Task to carry out. Restate word for word every entry that appears below, skipping its pictures.
Information given below:
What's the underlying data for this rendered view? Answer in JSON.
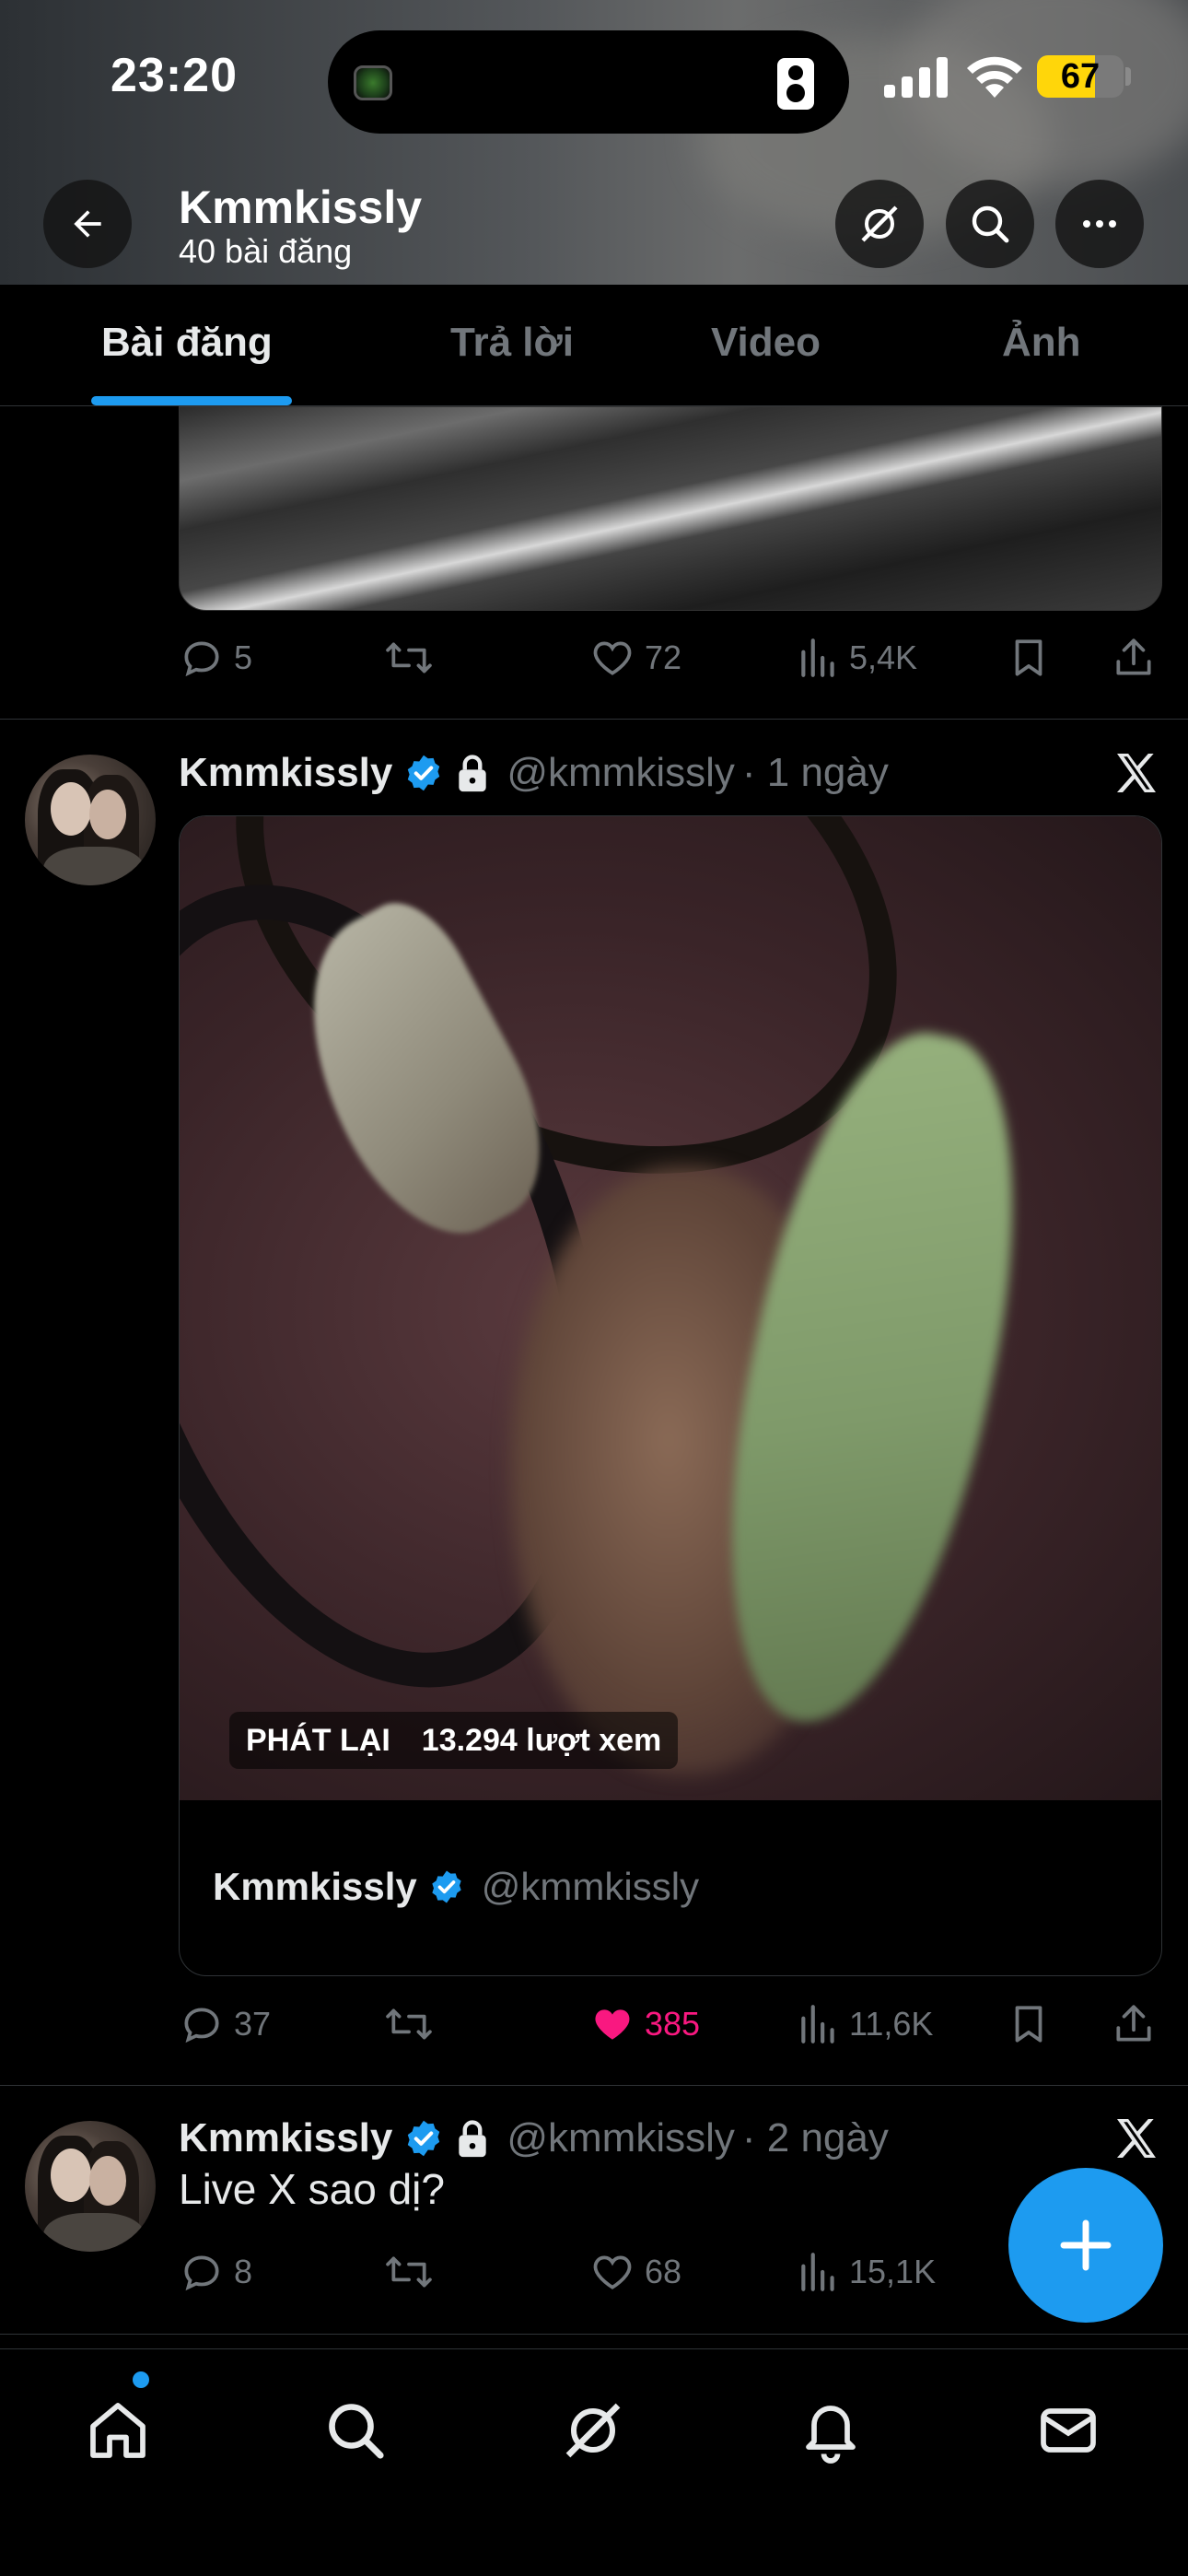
{
  "status_bar": {
    "time": "23:20",
    "battery": "67",
    "battery_level": 0.67
  },
  "header": {
    "back_icon": "arrow-left-icon",
    "title": "Kmmkissly",
    "subtitle": "40 bài đăng",
    "buttons": [
      "grok-icon",
      "search-icon",
      "more-icon"
    ]
  },
  "tabs": [
    {
      "label": "Bài đăng",
      "active": true
    },
    {
      "label": "Trả lời",
      "active": false
    },
    {
      "label": "Video",
      "active": false
    },
    {
      "label": "Ảnh",
      "active": false
    }
  ],
  "posts": [
    {
      "replies": "5",
      "reposts": "",
      "likes": "72",
      "views": "5,4K",
      "liked": false
    },
    {
      "name": "Kmmkissly",
      "handle": "@kmmkissly",
      "time": "· 1 ngày",
      "verified": true,
      "protected": true,
      "video": {
        "replay_label": "PHÁT LẠI",
        "views_label": "13.294 lượt xem",
        "card_name": "Kmmkissly",
        "card_handle": "@kmmkissly"
      },
      "replies": "37",
      "reposts": "",
      "likes": "385",
      "views": "11,6K",
      "liked": true
    },
    {
      "name": "Kmmkissly",
      "handle": "@kmmkissly",
      "time": "· 2 ngày",
      "verified": true,
      "protected": true,
      "text": "Live X sao dị?",
      "replies": "8",
      "reposts": "",
      "likes": "68",
      "views": "15,1K",
      "liked": false
    }
  ],
  "fab": {
    "icon": "plus-icon"
  },
  "bottom_nav": [
    "home-icon",
    "search-icon",
    "grok-icon",
    "notifications-icon",
    "messages-icon"
  ],
  "colors": {
    "accent": "#1d9bf0",
    "like": "#f91880",
    "muted": "#71767b"
  }
}
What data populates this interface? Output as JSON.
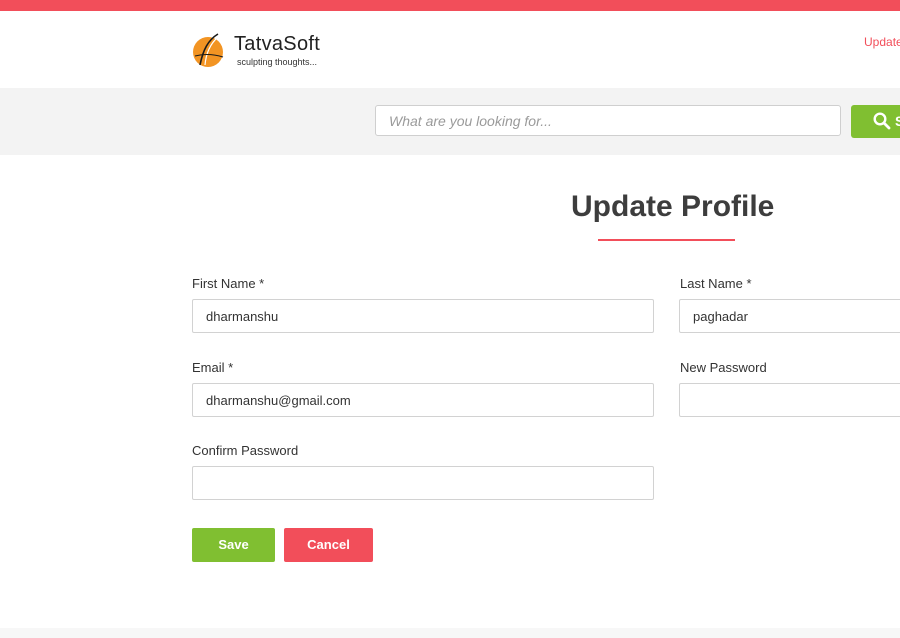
{
  "brand": {
    "name": "TatvaSoft",
    "tagline": "sculpting thoughts...",
    "accent_color": "#f24e5a",
    "primary_color": "#80bf31",
    "logo_color": "#f29423"
  },
  "header": {
    "link_label": "Update"
  },
  "search": {
    "placeholder": "What are you looking for...",
    "button_label": "S",
    "button_icon": "search-icon"
  },
  "page": {
    "title": "Update Profile"
  },
  "form": {
    "first_name": {
      "label": "First Name *",
      "value": "dharmanshu"
    },
    "last_name": {
      "label": "Last Name *",
      "value": "paghadar"
    },
    "email": {
      "label": "Email *",
      "value": "dharmanshu@gmail.com"
    },
    "new_password": {
      "label": "New Password",
      "value": ""
    },
    "confirm_password": {
      "label": "Confirm Password",
      "value": ""
    }
  },
  "actions": {
    "save_label": "Save",
    "cancel_label": "Cancel"
  }
}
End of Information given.
Final answer.
What's the underlying data for this rendered view? Answer in JSON.
{
  "status_bar": {
    "time": "23:20",
    "battery": "67",
    "battery_level": 0.67
  },
  "header": {
    "back_icon": "arrow-left-icon",
    "title": "Kmmkissly",
    "subtitle": "40 bài đăng",
    "buttons": [
      "grok-icon",
      "search-icon",
      "more-icon"
    ]
  },
  "tabs": [
    {
      "label": "Bài đăng",
      "active": true
    },
    {
      "label": "Trả lời",
      "active": false
    },
    {
      "label": "Video",
      "active": false
    },
    {
      "label": "Ảnh",
      "active": false
    }
  ],
  "posts": [
    {
      "replies": "5",
      "reposts": "",
      "likes": "72",
      "views": "5,4K",
      "liked": false
    },
    {
      "name": "Kmmkissly",
      "handle": "@kmmkissly",
      "time": "· 1 ngày",
      "verified": true,
      "protected": true,
      "video": {
        "replay_label": "PHÁT LẠI",
        "views_label": "13.294 lượt xem",
        "card_name": "Kmmkissly",
        "card_handle": "@kmmkissly"
      },
      "replies": "37",
      "reposts": "",
      "likes": "385",
      "views": "11,6K",
      "liked": true
    },
    {
      "name": "Kmmkissly",
      "handle": "@kmmkissly",
      "time": "· 2 ngày",
      "verified": true,
      "protected": true,
      "text": "Live X sao dị?",
      "replies": "8",
      "reposts": "",
      "likes": "68",
      "views": "15,1K",
      "liked": false
    }
  ],
  "fab": {
    "icon": "plus-icon"
  },
  "bottom_nav": [
    "home-icon",
    "search-icon",
    "grok-icon",
    "notifications-icon",
    "messages-icon"
  ],
  "colors": {
    "accent": "#1d9bf0",
    "like": "#f91880",
    "muted": "#71767b"
  }
}
What data populates this interface? Output as JSON.
{
  "brand": {
    "name": "TatvaSoft",
    "tagline": "sculpting thoughts...",
    "accent_color": "#f24e5a",
    "primary_color": "#80bf31",
    "logo_color": "#f29423"
  },
  "header": {
    "link_label": "Update"
  },
  "search": {
    "placeholder": "What are you looking for...",
    "button_label": "S",
    "button_icon": "search-icon"
  },
  "page": {
    "title": "Update Profile"
  },
  "form": {
    "first_name": {
      "label": "First Name *",
      "value": "dharmanshu"
    },
    "last_name": {
      "label": "Last Name *",
      "value": "paghadar"
    },
    "email": {
      "label": "Email *",
      "value": "dharmanshu@gmail.com"
    },
    "new_password": {
      "label": "New Password",
      "value": ""
    },
    "confirm_password": {
      "label": "Confirm Password",
      "value": ""
    }
  },
  "actions": {
    "save_label": "Save",
    "cancel_label": "Cancel"
  }
}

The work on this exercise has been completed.